The St-Pierre-les-Becquets, Quebec, native will have lots of competition this year. The blue line for Omaha is very experienced and features two graduate students. Furthermore, Lemay is one of three drafted defensemen. But he might be due for a big year. He got stronger over the offseason and looks bigger. 

The 21-year-old will have a bigger impact this year regardless of what pairing he is placed on.

By Jacob Cheris

About Jon Sorensen

Jon has been a Caps fan since day one, attending his first game at the Capital Centre in 1974. His interest in the Caps has grown over the decades and included time as a season ticket holder. He has been a journalist covering the team for 10+ years, primarily focusing on analysis, analytics and prospect development.
This entry was posted in News and tagged , , , , , , , . Bookmark the permalink.

5 Responses to Back To School: Preview Of The 2023-24 Season For Washington Capitals’ Collegiate Prospects

  1. dwgie26 says:

    Interesting how many defensemen we have in college ranks.

    Really excited for Chelsey Sophomore year. Great group of dee to play with freshman year, and should have a big opportunity to step up this year, take on leadership, be able to play a bit more freely. I’d love to see a great year and then to Hershey next year.

    I can see a similar path for Ryan Leonard where he plays two years of college. But he’ll get great minutes this year.

    The rest will all be 4 year college players and we’ll see from there.

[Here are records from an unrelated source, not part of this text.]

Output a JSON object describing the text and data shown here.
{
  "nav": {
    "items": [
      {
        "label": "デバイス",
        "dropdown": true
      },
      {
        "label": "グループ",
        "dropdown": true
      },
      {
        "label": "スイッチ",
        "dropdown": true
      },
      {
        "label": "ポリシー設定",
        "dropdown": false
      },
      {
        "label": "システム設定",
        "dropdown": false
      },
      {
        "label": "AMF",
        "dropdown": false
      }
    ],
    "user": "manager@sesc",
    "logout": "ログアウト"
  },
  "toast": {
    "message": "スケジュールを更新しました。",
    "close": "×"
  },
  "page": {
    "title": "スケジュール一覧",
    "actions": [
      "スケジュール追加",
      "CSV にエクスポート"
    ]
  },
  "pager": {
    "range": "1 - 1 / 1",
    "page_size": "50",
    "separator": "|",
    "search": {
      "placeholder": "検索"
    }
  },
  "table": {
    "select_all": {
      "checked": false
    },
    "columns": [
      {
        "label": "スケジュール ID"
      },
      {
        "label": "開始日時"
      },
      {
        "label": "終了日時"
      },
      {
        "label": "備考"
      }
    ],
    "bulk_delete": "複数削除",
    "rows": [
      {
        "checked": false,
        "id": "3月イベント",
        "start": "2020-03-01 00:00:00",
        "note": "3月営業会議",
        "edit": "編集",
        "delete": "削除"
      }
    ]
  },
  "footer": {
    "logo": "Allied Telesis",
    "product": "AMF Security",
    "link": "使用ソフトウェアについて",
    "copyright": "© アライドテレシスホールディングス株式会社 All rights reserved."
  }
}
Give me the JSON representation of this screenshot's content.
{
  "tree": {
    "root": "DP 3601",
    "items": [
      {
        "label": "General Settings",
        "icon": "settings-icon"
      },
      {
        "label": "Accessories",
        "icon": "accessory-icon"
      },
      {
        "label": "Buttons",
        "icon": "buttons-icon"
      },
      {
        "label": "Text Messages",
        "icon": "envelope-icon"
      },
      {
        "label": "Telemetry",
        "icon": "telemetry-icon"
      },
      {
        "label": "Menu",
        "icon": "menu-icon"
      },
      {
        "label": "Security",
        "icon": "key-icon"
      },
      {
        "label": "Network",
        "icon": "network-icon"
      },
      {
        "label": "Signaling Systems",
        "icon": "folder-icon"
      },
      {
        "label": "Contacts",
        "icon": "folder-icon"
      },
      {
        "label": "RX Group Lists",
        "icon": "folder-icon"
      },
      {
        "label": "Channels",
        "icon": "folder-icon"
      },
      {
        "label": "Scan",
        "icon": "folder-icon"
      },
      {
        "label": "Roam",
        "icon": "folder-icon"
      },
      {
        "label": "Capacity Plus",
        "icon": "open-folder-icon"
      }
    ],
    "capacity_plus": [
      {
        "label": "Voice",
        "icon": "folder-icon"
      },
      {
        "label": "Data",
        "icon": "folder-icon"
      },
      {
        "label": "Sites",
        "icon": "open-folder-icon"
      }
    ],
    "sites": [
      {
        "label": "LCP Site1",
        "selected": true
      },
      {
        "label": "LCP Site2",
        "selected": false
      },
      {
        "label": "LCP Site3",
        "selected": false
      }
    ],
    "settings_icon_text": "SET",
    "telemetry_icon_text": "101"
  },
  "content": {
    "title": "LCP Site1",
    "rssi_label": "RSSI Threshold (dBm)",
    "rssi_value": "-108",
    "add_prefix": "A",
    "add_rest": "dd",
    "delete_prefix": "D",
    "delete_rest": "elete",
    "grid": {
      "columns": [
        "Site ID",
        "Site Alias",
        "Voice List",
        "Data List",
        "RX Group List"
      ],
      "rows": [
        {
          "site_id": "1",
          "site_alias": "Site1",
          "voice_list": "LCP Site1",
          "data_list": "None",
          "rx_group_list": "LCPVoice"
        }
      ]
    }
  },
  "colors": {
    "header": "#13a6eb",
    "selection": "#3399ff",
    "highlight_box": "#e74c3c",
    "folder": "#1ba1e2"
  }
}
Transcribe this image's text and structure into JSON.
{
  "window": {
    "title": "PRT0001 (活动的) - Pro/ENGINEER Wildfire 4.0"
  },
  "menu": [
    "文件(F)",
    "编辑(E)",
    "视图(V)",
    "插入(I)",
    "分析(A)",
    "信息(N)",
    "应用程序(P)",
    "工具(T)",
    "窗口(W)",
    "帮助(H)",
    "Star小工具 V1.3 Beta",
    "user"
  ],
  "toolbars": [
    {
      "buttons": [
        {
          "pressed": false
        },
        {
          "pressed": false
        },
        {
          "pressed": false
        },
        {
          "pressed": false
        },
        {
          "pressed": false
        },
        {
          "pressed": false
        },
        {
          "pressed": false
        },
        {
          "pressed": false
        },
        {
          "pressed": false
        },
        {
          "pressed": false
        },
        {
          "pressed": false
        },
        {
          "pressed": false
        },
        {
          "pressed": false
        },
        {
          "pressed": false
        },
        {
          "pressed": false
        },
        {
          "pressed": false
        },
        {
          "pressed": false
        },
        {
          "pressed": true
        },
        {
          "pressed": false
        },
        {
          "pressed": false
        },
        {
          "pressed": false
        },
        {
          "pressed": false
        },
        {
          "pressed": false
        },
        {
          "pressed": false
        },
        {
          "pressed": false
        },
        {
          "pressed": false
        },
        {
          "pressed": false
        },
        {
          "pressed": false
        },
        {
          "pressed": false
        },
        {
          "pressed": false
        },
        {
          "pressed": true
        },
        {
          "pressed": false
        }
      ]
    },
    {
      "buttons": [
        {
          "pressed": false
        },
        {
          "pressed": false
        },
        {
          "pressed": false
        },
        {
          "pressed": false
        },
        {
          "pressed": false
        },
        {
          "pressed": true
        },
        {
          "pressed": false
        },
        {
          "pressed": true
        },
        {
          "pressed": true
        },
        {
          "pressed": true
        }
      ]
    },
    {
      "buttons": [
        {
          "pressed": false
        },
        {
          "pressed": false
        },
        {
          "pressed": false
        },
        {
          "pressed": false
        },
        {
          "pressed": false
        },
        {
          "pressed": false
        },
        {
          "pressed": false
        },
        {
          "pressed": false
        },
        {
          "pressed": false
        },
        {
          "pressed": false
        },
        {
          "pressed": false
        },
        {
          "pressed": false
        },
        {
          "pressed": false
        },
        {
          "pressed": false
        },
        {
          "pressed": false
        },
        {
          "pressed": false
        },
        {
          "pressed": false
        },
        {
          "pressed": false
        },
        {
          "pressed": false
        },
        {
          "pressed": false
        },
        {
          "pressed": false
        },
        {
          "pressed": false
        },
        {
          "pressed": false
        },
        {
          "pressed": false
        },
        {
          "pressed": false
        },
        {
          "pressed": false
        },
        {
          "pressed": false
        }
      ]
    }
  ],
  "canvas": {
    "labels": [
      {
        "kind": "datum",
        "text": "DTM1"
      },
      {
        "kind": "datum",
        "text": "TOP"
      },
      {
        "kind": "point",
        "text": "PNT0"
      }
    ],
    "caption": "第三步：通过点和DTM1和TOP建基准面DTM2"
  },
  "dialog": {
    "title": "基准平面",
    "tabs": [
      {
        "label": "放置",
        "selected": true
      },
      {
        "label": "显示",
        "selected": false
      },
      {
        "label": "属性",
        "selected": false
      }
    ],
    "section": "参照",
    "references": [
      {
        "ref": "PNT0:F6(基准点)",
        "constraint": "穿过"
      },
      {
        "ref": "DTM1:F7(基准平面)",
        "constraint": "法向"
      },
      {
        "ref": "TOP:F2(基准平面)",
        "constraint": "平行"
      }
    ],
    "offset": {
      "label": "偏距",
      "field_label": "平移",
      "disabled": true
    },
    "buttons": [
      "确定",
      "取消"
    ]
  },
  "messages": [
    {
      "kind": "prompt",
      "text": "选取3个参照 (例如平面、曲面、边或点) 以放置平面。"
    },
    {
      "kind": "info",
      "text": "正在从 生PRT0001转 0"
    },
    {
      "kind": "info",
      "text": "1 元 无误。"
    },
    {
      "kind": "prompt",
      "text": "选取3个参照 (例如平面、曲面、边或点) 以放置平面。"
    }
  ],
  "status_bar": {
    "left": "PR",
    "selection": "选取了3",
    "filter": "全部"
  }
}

  2. Anonymous says:

    Cant remember the last time we had so many prospects in the college ranks. Certainly feels like a shift.

    • Jon Sorensen says:

      My personal belief is that Danny Brooks is a big part of the shift. He knows the college scene.

    • novafyre says:

      I think it is. I have noticed that on other teams as well. College hockey seems to have gotten a lot better.

      • Jacob Cheris says:

        It’s so fun. Every game is like a playoff game, especially in the second half. Have watched it for the past four years going to Penn State and I can firmly say I enjoy it more than the NHL. Plus, the student sections and the atmosphere can’t compare

Leave a Reply